These are “the standard insulins” that every pump has been tested against. They should “just work”. As long as you don’t have reactions to the insulins or to any of the excipients in the formulations.
This isn’t approved by the TGA for pump use, but I know people successfully using it in every pump type other than the Tandem t:slim X2.
This is approved in general for pump use. The main pump that tries to exclude its use is the Tandem t:slim X2 (although as shown above some of the others don’t promote it).
Keep in mind that Fiasp is essentially NovoRapid with the addition of some Vitamin B3. It’s not fundamentally different in composition.
But even in pumps that don’t specifically exclude Fiasp, it doesn’t work well for everyone. Some people report things like frequent occlusions.
But sometimes people extrapolate from that and state that Fiasp must be “crystallising” in the infusion set. Unfortunately this might not be true.
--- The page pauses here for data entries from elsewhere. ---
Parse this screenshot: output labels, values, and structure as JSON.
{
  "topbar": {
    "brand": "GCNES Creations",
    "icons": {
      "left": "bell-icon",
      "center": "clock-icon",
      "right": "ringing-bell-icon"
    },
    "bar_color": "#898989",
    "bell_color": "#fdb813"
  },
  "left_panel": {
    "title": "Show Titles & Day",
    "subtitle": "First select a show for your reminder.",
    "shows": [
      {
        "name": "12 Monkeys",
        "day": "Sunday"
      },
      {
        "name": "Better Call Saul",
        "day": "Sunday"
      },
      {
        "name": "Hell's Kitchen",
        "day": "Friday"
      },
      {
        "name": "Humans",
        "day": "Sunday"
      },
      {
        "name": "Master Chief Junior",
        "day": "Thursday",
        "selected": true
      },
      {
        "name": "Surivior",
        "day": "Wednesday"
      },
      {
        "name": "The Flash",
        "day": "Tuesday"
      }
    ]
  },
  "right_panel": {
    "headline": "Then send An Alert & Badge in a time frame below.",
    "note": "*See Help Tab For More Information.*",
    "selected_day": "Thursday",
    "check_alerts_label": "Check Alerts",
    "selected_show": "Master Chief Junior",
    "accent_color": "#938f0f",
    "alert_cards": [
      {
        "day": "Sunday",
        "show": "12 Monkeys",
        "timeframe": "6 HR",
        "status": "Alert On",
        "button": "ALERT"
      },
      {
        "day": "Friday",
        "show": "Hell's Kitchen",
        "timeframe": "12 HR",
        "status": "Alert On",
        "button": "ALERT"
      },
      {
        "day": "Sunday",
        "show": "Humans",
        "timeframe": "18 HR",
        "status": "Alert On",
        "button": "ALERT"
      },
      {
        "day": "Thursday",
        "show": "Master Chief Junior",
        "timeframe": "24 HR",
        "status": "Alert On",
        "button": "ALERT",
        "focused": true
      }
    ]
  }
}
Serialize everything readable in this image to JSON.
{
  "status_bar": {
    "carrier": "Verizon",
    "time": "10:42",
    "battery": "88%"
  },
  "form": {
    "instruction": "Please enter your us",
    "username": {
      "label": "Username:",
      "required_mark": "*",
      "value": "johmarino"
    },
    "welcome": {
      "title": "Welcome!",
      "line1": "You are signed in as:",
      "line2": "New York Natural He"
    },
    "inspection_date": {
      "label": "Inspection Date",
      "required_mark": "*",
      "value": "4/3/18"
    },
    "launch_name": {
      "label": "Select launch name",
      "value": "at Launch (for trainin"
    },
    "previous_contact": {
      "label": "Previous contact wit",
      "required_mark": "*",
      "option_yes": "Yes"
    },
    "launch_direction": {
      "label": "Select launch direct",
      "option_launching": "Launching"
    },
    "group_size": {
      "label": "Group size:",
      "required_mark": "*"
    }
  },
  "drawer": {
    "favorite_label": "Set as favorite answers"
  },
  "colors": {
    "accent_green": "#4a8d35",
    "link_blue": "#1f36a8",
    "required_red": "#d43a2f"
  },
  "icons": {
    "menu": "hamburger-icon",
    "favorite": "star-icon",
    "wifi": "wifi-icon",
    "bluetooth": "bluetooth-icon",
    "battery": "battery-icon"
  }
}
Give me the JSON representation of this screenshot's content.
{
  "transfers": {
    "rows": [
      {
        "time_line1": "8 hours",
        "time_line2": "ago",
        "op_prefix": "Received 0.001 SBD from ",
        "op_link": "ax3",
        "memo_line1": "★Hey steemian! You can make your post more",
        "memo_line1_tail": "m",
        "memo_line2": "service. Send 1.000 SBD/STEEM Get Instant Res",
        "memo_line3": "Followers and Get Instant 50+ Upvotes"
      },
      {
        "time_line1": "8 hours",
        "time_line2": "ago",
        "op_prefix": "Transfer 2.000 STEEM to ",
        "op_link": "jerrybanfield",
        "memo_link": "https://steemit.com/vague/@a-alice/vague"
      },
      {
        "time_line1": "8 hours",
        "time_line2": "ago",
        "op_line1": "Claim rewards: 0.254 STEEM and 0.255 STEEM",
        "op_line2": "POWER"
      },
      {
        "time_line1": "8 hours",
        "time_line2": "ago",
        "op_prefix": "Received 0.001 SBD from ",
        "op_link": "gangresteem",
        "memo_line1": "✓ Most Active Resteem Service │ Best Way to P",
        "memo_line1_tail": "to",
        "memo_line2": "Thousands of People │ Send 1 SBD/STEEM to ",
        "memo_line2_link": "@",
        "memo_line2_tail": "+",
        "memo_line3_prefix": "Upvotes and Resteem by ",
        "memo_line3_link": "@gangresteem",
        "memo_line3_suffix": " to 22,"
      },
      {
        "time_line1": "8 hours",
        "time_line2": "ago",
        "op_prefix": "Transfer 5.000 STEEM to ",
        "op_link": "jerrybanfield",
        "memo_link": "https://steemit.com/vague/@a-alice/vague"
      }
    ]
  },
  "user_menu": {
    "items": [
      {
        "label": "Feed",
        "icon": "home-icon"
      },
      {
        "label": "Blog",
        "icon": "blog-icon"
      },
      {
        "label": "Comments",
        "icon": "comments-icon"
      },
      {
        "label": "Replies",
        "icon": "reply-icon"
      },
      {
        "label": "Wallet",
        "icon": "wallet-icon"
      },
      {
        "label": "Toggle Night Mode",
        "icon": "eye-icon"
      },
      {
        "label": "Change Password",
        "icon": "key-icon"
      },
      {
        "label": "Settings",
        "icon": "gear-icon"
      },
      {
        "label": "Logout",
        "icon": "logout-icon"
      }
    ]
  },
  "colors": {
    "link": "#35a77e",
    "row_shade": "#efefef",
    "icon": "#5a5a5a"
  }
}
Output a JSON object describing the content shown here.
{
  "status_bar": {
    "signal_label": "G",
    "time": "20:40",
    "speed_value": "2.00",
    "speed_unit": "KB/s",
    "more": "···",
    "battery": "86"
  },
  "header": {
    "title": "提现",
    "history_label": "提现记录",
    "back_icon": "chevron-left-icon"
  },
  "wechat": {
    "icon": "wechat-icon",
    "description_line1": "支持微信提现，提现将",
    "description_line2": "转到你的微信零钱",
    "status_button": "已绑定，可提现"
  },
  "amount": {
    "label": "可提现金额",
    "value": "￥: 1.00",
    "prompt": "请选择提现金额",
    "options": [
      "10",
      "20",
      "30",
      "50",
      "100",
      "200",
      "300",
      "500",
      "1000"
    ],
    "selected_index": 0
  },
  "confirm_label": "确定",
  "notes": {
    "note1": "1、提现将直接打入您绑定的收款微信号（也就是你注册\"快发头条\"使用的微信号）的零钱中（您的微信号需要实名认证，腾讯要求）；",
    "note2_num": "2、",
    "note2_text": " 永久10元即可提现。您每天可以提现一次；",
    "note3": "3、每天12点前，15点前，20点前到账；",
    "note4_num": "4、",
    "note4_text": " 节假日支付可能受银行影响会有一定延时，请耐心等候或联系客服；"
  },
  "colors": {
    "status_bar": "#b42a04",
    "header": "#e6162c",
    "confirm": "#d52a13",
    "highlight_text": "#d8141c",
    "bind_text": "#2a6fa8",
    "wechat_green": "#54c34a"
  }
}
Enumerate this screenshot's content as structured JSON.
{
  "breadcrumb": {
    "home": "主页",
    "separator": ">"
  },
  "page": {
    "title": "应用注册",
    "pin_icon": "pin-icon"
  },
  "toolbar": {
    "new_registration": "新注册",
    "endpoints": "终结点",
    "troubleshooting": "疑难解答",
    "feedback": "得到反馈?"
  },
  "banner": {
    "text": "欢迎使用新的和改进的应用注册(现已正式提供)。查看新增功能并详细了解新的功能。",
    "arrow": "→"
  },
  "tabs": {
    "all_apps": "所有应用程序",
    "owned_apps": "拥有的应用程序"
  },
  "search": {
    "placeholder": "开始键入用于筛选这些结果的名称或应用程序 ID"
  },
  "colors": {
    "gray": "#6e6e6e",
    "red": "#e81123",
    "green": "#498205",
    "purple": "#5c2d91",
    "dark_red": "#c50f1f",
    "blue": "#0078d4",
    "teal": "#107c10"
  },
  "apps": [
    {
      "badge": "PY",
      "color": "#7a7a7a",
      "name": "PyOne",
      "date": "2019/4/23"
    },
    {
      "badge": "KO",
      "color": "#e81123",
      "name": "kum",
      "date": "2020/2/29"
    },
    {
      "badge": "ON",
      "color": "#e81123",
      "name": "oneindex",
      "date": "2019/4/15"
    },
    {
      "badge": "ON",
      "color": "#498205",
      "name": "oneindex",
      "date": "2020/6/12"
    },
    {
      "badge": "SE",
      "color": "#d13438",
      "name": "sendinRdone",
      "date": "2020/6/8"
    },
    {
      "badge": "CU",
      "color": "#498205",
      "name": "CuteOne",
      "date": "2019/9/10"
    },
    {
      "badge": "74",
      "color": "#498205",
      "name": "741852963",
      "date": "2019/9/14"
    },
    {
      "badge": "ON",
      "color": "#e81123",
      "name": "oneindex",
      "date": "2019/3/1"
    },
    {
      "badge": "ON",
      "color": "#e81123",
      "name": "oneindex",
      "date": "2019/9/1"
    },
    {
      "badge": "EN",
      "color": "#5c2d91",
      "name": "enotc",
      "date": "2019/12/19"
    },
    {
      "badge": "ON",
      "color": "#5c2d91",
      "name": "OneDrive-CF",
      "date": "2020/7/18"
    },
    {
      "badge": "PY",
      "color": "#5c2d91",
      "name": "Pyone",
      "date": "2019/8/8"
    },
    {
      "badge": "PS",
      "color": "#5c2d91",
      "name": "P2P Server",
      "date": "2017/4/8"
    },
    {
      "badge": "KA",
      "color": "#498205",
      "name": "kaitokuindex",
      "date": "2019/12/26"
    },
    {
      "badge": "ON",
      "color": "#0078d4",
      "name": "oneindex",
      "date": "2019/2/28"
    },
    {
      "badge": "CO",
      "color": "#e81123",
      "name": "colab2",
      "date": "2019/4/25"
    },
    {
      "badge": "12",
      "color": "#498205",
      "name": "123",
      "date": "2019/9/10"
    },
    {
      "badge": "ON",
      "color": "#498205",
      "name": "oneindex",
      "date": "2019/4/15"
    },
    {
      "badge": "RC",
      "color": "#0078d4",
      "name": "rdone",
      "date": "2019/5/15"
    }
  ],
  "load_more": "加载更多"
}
As should be clear from my recent article on pump occlusion alarms, a likely scenario is that the occlusion alarms are triggered by local site inflammation inhibiting smooth infusion. It’s not certain that the infusion set or pump itself is involved in triggering the problem.
Especially when people report that it works OK for a while but then they get occlusions on the 2nd or 3rd day, it does seem likely that issues in their body are implicated more than the pump itself.
Fiasp does work well in pumps for many people (myself included). Some people find they can avoid occlusion alarms by changing the infusion site every 2 days rather than 3, but for many of us it works fine with the normal 3.
I even know some people using Fiasp in the t:slim pump. They generally do take care to “out-gas” the insulin before filling the pump. With the Combo pump I found that tiny bubbles tended to form in the Fiasp in the 8-12 hours after filling, but after flushing them out no more formed. For me those bubbles would cause gaps of no-insulin delivery (which made dosing very hit-n-miss).
I have a theory that if bubbles were making their way through the Tandem micro-pump mechanism they might trigger false occlusion alarm reports, leading to some of the issues with Fiasp.
This is the accelerated form of insulin lispro (which we usually know as Humalog). I’m mentioning it here even though it’s not available (or even approved) in Australia yet, mainly because I think (hope) it will be the next ultra-rapid insulin we might get. It’s a lot faster (both turning on and then turning off) than Fiasp, and many loopers are having success with it overseas.
It’s become available in the US and Europe over the last year, and is being used by many pumpers. The pump manufacturers don’t seem to have published any advice about its use yet though.
Lyumjev is essentially Humalog accelerated with the addition of a vasodilator, and there’s a lot of evidence that people using that same vasodilator in other therapy applications often have some initial site irritation (which usually subsides). So I won’t be surprised if that increases the frequency of occlusion alarms for some people. Unfortunately they might get confused and automatically blame the pump for that.
We’ll see what eventually happens!